REQUIRED ACTION
Present the following entries again, word for word and in full.

RAW DATA
※ ※ ※
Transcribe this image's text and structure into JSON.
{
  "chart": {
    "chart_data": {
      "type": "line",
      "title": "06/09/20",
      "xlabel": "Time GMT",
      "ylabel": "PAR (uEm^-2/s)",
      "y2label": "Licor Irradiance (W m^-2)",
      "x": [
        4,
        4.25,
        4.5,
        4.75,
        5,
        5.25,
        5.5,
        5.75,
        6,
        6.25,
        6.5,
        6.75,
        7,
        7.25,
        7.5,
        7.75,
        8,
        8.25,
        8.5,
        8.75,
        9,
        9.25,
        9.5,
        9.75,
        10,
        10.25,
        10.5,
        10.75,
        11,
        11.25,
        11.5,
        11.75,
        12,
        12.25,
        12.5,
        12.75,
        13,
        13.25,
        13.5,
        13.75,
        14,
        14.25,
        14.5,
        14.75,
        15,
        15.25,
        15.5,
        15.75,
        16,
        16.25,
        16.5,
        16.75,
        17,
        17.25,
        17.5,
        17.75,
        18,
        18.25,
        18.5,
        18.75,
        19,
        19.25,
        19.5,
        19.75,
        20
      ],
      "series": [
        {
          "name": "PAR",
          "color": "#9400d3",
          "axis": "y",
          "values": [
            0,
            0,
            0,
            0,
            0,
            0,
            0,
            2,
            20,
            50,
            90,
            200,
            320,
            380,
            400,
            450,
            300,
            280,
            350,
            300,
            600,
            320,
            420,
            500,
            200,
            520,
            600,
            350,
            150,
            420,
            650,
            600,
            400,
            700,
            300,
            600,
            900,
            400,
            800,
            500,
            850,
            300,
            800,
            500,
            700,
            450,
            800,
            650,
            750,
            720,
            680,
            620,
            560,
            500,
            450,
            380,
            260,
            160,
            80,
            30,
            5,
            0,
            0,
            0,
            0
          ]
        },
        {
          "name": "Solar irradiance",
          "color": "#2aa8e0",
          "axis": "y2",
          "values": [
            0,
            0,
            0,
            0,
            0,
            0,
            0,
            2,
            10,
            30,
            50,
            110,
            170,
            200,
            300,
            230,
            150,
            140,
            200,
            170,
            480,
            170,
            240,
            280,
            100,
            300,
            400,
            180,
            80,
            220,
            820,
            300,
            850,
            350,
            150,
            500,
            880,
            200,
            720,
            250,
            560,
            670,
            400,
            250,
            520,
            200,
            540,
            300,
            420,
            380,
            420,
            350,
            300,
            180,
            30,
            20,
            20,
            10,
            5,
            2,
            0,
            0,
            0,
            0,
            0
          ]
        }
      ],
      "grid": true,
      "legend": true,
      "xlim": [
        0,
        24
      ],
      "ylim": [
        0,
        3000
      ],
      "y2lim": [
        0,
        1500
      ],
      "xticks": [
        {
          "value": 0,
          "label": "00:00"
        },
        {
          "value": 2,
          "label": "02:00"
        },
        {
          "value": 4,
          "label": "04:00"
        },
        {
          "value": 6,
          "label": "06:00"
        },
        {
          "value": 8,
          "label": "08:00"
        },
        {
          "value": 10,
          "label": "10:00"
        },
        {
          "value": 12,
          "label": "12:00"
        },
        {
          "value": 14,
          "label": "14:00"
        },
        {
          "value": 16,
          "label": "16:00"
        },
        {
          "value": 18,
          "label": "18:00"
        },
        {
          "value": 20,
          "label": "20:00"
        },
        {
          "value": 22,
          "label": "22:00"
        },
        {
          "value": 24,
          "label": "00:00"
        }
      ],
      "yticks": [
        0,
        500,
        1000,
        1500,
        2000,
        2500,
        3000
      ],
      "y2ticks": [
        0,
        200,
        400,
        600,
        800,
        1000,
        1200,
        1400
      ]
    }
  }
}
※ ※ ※
EXERCISE OUTPUT
Transcribe this image's text and structure into JSON.
{
  "chart": {
    "chart_data": {
      "type": "line",
      "title": "06/09/20",
      "xlabel": "Time GMT",
      "ylabel": "PAR (uEm^-2/s)",
      "y2label": "Licor Irradiance (W m^-2)",
      "x": [
        4,
        4.25,
        4.5,
        4.75,
        5,
        5.25,
        5.5,
        5.75,
        6,
        6.25,
        6.5,
        6.75,
        7,
        7.25,
        7.5,
        7.75,
        8,
        8.25,
        8.5,
        8.75,
        9,
        9.25,
        9.5,
        9.75,
        10,
        10.25,
        10.5,
        10.75,
        11,
        11.25,
        11.5,
        11.75,
        12,
        12.25,
        12.5,
        12.75,
        13,
        13.25,
        13.5,
        13.75,
        14,
        14.25,
        14.5,
        14.75,
        15,
        15.25,
        15.5,
        15.75,
        16,
        16.25,
        16.5,
        16.75,
        17,
        17.25,
        17.5,
        17.75,
        18,
        18.25,
        18.5,
        18.75,
        19,
        19.25,
        19.5,
        19.75,
        20
      ],
      "series": [
        {
          "name": "PAR",
          "color": "#9400d3",
          "axis": "y",
          "values": [
            0,
            0,
            0,
            0,
            0,
            0,
            0,
            2,
            20,
            50,
            90,
            200,
            320,
            380,
            400,
            450,
            300,
            280,
            350,
            300,
            600,
            320,
            420,
            500,
            200,
            520,
            600,
            350,
            150,
            420,
            650,
            600,
            400,
            700,
            300,
            600,
            900,
            400,
            800,
            500,
            850,
            300,
            800,
            500,
            700,
            450,
            800,
            650,
            750,
            720,
            680,
            620,
            560,
            500,
            450,
            380,
            260,
            160,
            80,
            30,
            5,
            0,
            0,
            0,
            0
          ]
        },
        {
          "name": "Solar irradiance",
          "color": "#2aa8e0",
          "axis": "y2",
          "values": [
            0,
            0,
            0,
            0,
            0,
            0,
            0,
            2,
            10,
            30,
            50,
            110,
            170,
            200,
            300,
            230,
            150,
            140,
            200,
            170,
            480,
            170,
            240,
            280,
            100,
            300,
            400,
            180,
            80,
            220,
            820,
            300,
            850,
            350,
            150,
            500,
            880,
            200,
            720,
            250,
            560,
            670,
            400,
            250,
            520,
            200,
            540,
            300,
            420,
            380,
            420,
            350,
            300,
            180,
            30,
            20,
            20,
            10,
            5,
            2,
            0,
            0,
            0,
            0,
            0
          ]
        }
      ],
      "grid": true,
      "legend": true,
      "xlim": [
        0,
        24
      ],
      "ylim": [
        0,
        3000
      ],
      "y2lim": [
        0,
        1500
      ],
      "xticks": [
        {
          "value": 0,
          "label": "00:00"
        },
        {
          "value": 2,
          "label": "02:00"
        },
        {
          "value": 4,
          "label": "04:00"
        },
        {
          "value": 6,
          "label": "06:00"
        },
        {
          "value": 8,
          "label": "08:00"
        },
        {
          "value": 10,
          "label": "10:00"
        },
        {
          "value": 12,
          "label": "12:00"
        },
        {
          "value": 14,
          "label": "14:00"
        },
        {
          "value": 16,
          "label": "16:00"
        },
        {
          "value": 18,
          "label": "18:00"
        },
        {
          "value": 20,
          "label": "20:00"
        },
        {
          "value": 22,
          "label": "22:00"
        },
        {
          "value": 24,
          "label": "00:00"
        }
      ],
      "yticks": [
        0,
        500,
        1000,
        1500,
        2000,
        2500,
        3000
      ],
      "y2ticks": [
        0,
        200,
        400,
        600,
        800,
        1000,
        1200,
        1400
      ]
    }
  }
}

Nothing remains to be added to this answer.